More than just an overhaul, this exercise was also a trip down memory lane of times and travels long since passed into the memory bank. Some of the souvenirs, especially ones tied to a specific memory, made the transition to the new golf bag. To some of the more worn items I bid adieu.
All of which got me thinking: going forward, what is my preferred souvenir?
I’ve picked up a few towels here and there over the years (usually a need based purchase). A divot repair tool, whether purchased or complimentary, makes a nice keepsake, though sometimes not all that durable. Ball markers are nice and can live in my golf bag for the better part of a decade.
I wear out a hat after about three months, and I’m too cheap to spend $60 or $75 on a golf polo shirt with the course logo on it, so neither of those is my cup of tea.
The great and powerful Internet will sell me one of those elaborate display cases for logo golf balls, to show everyone who visits the basement all the courses I’ve been to, but logo balls have just never been my thing (I’m not putting a Pinnacle in my display case, no matter how nice the golf course is).
I really used to love to buy a yardage book, to not only guide me through my round but also as a memento. However, I’m afraid the prevalence of laser range finders, sky caddies, apps, and, to a lesser extent, GPS on carts (which I believe is slowly going the way of the Balata golf ball) as just about eliminated yardage book from the popular pro shop offerings.

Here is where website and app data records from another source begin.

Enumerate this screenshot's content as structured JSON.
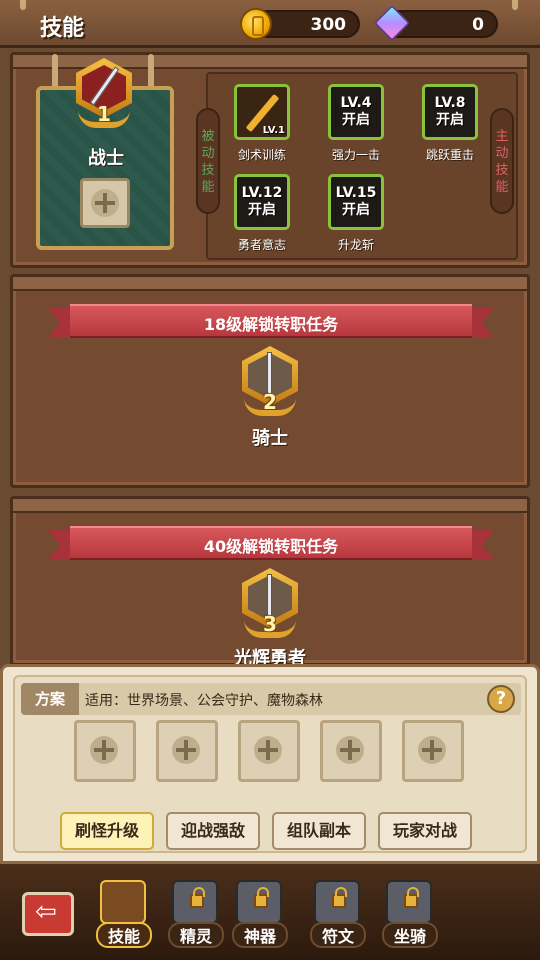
{
  "header": {
    "title": "技能",
    "gold": "300",
    "gems": "0"
  },
  "current_class": {
    "rank": "1",
    "name": "战士"
  },
  "passive_tag": "被动技能",
  "active_tag": "主动技能",
  "skills": [
    {
      "lock": "",
      "level_badge": "LV.1",
      "name": "剑术训练"
    },
    {
      "lock": "LV.4\n开启",
      "name": "强力一击"
    },
    {
      "lock": "LV.8\n开启",
      "name": "跳跃重击"
    },
    {
      "lock": "LV.12\n开启",
      "name": "勇者意志"
    },
    {
      "lock": "LV.15\n开启",
      "name": "升龙斩"
    }
  ],
  "unlocks": [
    {
      "banner": "18级解锁转职任务",
      "rank": "2",
      "name": "骑士"
    },
    {
      "banner": "40级解锁转职任务",
      "rank": "3",
      "name": "光辉勇者"
    }
  ],
  "scheme": {
    "label": "方案",
    "desc": "适用：世界场景、公会守护、魔物森林",
    "help": "?"
  },
  "modes": [
    "刷怪升级",
    "迎战强敌",
    "组队副本",
    "玩家对战"
  ],
  "nav": [
    "技能",
    "精灵",
    "神器",
    "符文",
    "坐骑"
  ],
  "colors": {
    "accent_green": "#8ac23e",
    "ribbon_red": "#c84a50",
    "gold": "#f0c040"
  }
}
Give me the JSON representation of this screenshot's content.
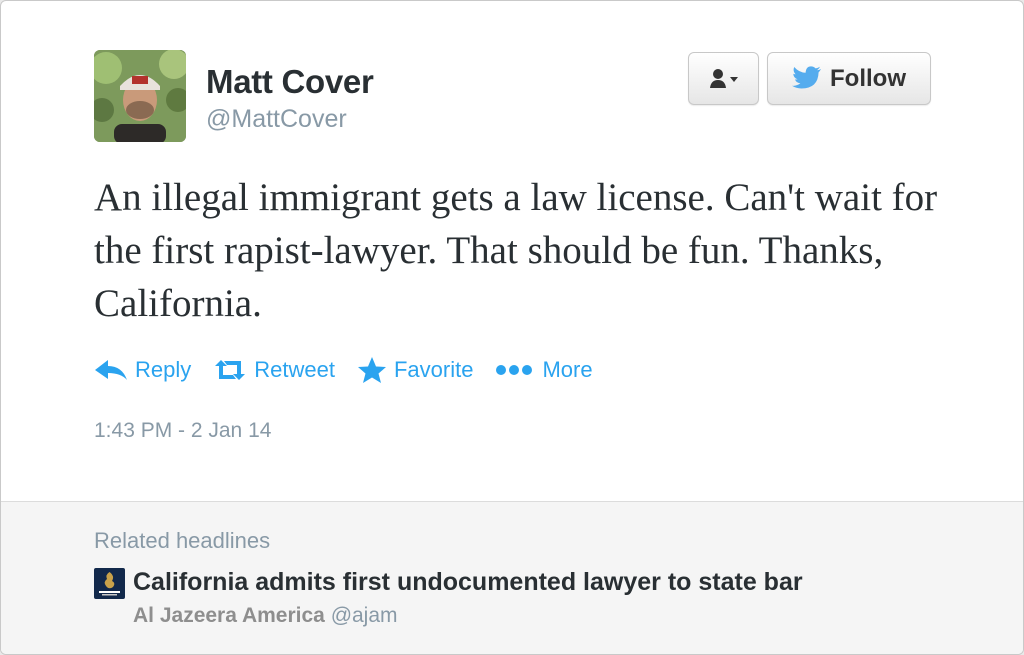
{
  "user": {
    "name": "Matt Cover",
    "handle": "@MattCover"
  },
  "buttons": {
    "follow_label": "Follow"
  },
  "tweet": {
    "text": "An illegal immigrant gets a law license. Can't wait for the first rapist-lawyer. That should be fun. Thanks, California.",
    "timestamp": "1:43 PM - 2 Jan 14"
  },
  "actions": {
    "reply": "Reply",
    "retweet": "Retweet",
    "favorite": "Favorite",
    "more": "More"
  },
  "related": {
    "title": "Related headlines",
    "headline": "California admits first undocumented lawyer to state bar",
    "source_name": "Al Jazeera America",
    "source_handle": "@ajam"
  },
  "colors": {
    "accent": "#2aa3ef",
    "name": "#292f33",
    "muted": "#8899a6",
    "twitter_blue": "#55acee"
  },
  "icons": {
    "follow": "twitter-bird-icon",
    "user_menu": "user-dropdown-icon",
    "reply": "reply-arrow-icon",
    "retweet": "retweet-icon",
    "favorite": "star-icon",
    "more": "dots-icon"
  }
}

So, Dear Readers, I’m curious if you collect golf course souvenirs, or have a go-to keepsake that you look for in the pro shop of a course you’re visiting?